(How to complete this task) The answer should be an exact copy of the data.

(Dataset)
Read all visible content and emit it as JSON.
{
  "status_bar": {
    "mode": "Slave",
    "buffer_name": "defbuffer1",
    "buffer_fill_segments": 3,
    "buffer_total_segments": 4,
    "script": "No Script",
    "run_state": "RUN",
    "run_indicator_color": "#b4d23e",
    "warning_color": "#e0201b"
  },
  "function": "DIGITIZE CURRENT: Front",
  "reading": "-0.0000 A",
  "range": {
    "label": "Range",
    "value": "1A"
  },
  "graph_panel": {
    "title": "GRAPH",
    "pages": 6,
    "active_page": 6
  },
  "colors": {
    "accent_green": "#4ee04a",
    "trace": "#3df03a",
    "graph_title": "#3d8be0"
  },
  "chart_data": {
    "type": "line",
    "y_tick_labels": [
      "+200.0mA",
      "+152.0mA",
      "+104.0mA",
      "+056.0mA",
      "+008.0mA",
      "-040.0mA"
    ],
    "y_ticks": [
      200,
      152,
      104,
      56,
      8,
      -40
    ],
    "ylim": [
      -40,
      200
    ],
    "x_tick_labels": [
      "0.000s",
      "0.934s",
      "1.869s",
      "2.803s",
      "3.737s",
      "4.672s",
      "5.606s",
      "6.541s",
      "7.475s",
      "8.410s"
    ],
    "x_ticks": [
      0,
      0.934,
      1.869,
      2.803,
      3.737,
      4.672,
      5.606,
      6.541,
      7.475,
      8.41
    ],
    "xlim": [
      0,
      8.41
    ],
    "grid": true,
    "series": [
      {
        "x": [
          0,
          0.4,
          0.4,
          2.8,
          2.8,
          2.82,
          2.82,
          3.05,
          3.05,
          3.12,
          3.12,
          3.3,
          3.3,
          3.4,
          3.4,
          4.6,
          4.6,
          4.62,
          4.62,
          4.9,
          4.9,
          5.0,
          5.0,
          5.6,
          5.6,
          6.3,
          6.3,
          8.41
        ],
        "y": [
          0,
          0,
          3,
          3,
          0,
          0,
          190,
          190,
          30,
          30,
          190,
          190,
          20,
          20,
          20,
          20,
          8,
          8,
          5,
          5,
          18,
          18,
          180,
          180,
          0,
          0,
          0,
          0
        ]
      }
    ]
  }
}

(Task output)
Read all visible content and emit it as JSON.
{
  "status_bar": {
    "mode": "Slave",
    "buffer_name": "defbuffer1",
    "buffer_fill_segments": 3,
    "buffer_total_segments": 4,
    "script": "No Script",
    "run_state": "RUN",
    "run_indicator_color": "#b4d23e",
    "warning_color": "#e0201b"
  },
  "function": "DIGITIZE CURRENT: Front",
  "reading": "-0.0000 A",
  "range": {
    "label": "Range",
    "value": "1A"
  },
  "graph_panel": {
    "title": "GRAPH",
    "pages": 6,
    "active_page": 6
  },
  "colors": {
    "accent_green": "#4ee04a",
    "trace": "#3df03a",
    "graph_title": "#3d8be0"
  },
  "chart_data": {
    "type": "line",
    "y_tick_labels": [
      "+200.0mA",
      "+152.0mA",
      "+104.0mA",
      "+056.0mA",
      "+008.0mA",
      "-040.0mA"
    ],
    "y_ticks": [
      200,
      152,
      104,
      56,
      8,
      -40
    ],
    "ylim": [
      -40,
      200
    ],
    "x_tick_labels": [
      "0.000s",
      "0.934s",
      "1.869s",
      "2.803s",
      "3.737s",
      "4.672s",
      "5.606s",
      "6.541s",
      "7.475s",
      "8.410s"
    ],
    "x_ticks": [
      0,
      0.934,
      1.869,
      2.803,
      3.737,
      4.672,
      5.606,
      6.541,
      7.475,
      8.41
    ],
    "xlim": [
      0,
      8.41
    ],
    "grid": true,
    "series": [
      {
        "x": [
          0,
          0.4,
          0.4,
          2.8,
          2.8,
          2.82,
          2.82,
          3.05,
          3.05,
          3.12,
          3.12,
          3.3,
          3.3,
          3.4,
          3.4,
          4.6,
          4.6,
          4.62,
          4.62,
          4.9,
          4.9,
          5.0,
          5.0,
          5.6,
          5.6,
          6.3,
          6.3,
          8.41
        ],
        "y": [
          0,
          0,
          3,
          3,
          0,
          0,
          190,
          190,
          30,
          30,
          190,
          190,
          20,
          20,
          20,
          20,
          8,
          8,
          5,
          5,
          18,
          18,
          180,
          180,
          0,
          0,
          0,
          0
        ]
      }
    ]
  }
}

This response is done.